The "suddenly" (and very conveniently for Russian strategists) popped up (and readily fanned by pics and drama hungry media) migration crises in both the Europe and the USA, together with the other attempts at social and political destabilization (the examples are abound and not so hypothetical) might also be, at least in part, the results of some hidden movements of the same invisible hand. 

"Мильоны — вас. Нас — тьмы, и тьмы, и тьмы. 
        Попробуйте, сразитесь с нами! 
Да, Скифы — мы! Да, азиаты — мы, — 
        С раскосыми и жадными очами!"

Can this "hand" or "hands" be reprogrammed? It might be easier and smarter than the simple and crude amputation (which might be impossible anyway). This certainly is worth a try, without any guarantee of success and with multiple and yet unknown risks.

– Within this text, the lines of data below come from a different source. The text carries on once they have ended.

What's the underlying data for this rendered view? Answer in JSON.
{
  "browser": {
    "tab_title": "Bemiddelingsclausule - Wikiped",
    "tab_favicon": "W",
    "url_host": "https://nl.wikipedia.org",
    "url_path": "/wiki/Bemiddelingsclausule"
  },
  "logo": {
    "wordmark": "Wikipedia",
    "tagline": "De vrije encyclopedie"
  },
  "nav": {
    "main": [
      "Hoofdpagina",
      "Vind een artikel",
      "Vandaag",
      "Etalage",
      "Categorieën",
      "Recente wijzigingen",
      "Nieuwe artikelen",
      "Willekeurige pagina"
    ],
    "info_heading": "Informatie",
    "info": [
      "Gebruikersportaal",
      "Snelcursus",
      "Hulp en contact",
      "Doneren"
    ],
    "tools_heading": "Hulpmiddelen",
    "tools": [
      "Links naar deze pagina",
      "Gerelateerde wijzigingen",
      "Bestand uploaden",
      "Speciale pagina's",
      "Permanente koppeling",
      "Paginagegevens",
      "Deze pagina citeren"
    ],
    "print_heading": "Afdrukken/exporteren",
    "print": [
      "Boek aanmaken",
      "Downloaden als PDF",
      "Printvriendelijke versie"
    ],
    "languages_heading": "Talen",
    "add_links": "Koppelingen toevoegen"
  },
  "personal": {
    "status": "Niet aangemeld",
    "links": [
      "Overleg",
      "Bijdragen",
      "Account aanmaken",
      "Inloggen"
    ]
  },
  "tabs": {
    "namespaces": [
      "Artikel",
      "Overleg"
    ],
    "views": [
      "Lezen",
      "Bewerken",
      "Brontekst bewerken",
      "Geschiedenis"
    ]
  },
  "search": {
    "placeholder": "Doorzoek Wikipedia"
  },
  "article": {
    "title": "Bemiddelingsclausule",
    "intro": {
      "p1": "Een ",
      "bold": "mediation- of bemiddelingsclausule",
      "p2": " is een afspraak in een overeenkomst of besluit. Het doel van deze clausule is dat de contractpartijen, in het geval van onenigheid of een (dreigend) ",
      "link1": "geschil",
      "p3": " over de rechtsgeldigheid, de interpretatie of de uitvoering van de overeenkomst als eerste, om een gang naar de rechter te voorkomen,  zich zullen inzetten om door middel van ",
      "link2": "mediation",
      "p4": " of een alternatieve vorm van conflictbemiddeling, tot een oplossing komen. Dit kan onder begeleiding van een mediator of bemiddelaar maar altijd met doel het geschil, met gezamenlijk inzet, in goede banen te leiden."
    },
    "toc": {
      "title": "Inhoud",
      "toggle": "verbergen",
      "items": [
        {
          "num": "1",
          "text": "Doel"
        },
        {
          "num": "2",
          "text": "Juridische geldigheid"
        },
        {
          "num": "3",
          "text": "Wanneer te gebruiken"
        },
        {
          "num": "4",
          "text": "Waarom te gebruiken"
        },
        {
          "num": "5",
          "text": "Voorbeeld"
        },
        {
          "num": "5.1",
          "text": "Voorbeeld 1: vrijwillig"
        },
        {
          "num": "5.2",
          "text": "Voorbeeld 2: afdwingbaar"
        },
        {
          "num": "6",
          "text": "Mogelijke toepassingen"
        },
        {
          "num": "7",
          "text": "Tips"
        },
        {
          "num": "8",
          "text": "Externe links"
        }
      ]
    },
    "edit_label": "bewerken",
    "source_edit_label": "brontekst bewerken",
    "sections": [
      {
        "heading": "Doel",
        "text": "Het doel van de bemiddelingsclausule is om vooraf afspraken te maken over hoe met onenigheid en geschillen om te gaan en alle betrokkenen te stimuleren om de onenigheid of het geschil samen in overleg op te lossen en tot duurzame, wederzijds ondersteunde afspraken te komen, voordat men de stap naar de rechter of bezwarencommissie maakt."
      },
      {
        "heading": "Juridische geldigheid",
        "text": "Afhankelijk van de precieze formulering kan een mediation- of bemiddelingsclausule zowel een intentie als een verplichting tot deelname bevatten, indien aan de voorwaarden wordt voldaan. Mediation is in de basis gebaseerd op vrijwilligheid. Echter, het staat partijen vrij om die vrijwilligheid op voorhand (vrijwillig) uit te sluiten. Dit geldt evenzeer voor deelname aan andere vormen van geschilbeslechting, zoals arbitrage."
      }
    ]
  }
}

"Tamer, 24, from Latakia, said that Russian-led military operations have already started, in apparent contradiction of claims from Moscow and the US secretary of state, John Kerry, that the posture of the new arrivals was defensive.
“The Russians participated in an operation with the regime last week,” Tamer said. “There has long been a planned deportation for the Sunnis in Latakia, and many of their houses were taken by the Iranians and Hezbollah. I believe this is the beginning of dividing the country.
“The Russians came now to rescue the Syrians because the opposition came very close to the Alawite villages in Jourin. They want to control that area because it is on a top of a hill and once they have it, they can control the valleys around it and secure them.”"

Russian planes bring fear and hope to Syrian city in Assad heartland 

"Looking at the vacuum left by Obama’s retreating America, Putin seeks to position Russia again as a key Middle East player. How gratifying for him to have Israel’s Binyamin Netanyahu paying personal court in Moscow recently, in recognition of this enhanced role. Looking at the serial crises rocking the EU, from recession to Greece to migration, Putin hopes, as ever, to exacerbate and play upon European divisions. Looking at vulnerable borders from Estonia to Serbia, at the entire post-Soviet space including Georgia and Moldova, and at perceived Nato weakness, Putin sends submarines and nuclear bombers to dramatise his message: Russia is back. His rapid build-up in Syria is not, primarily, about vanquishing Isis, although Russia certainly has good reason to fear Islamist extremism. It is but a part of a bigger, ongoing international power-play fuelled by visceral hostility to the west." 

The Observer view on Russia’s military intervention in Syria

Vladimir Putin bids for major world role as his forces move into Syria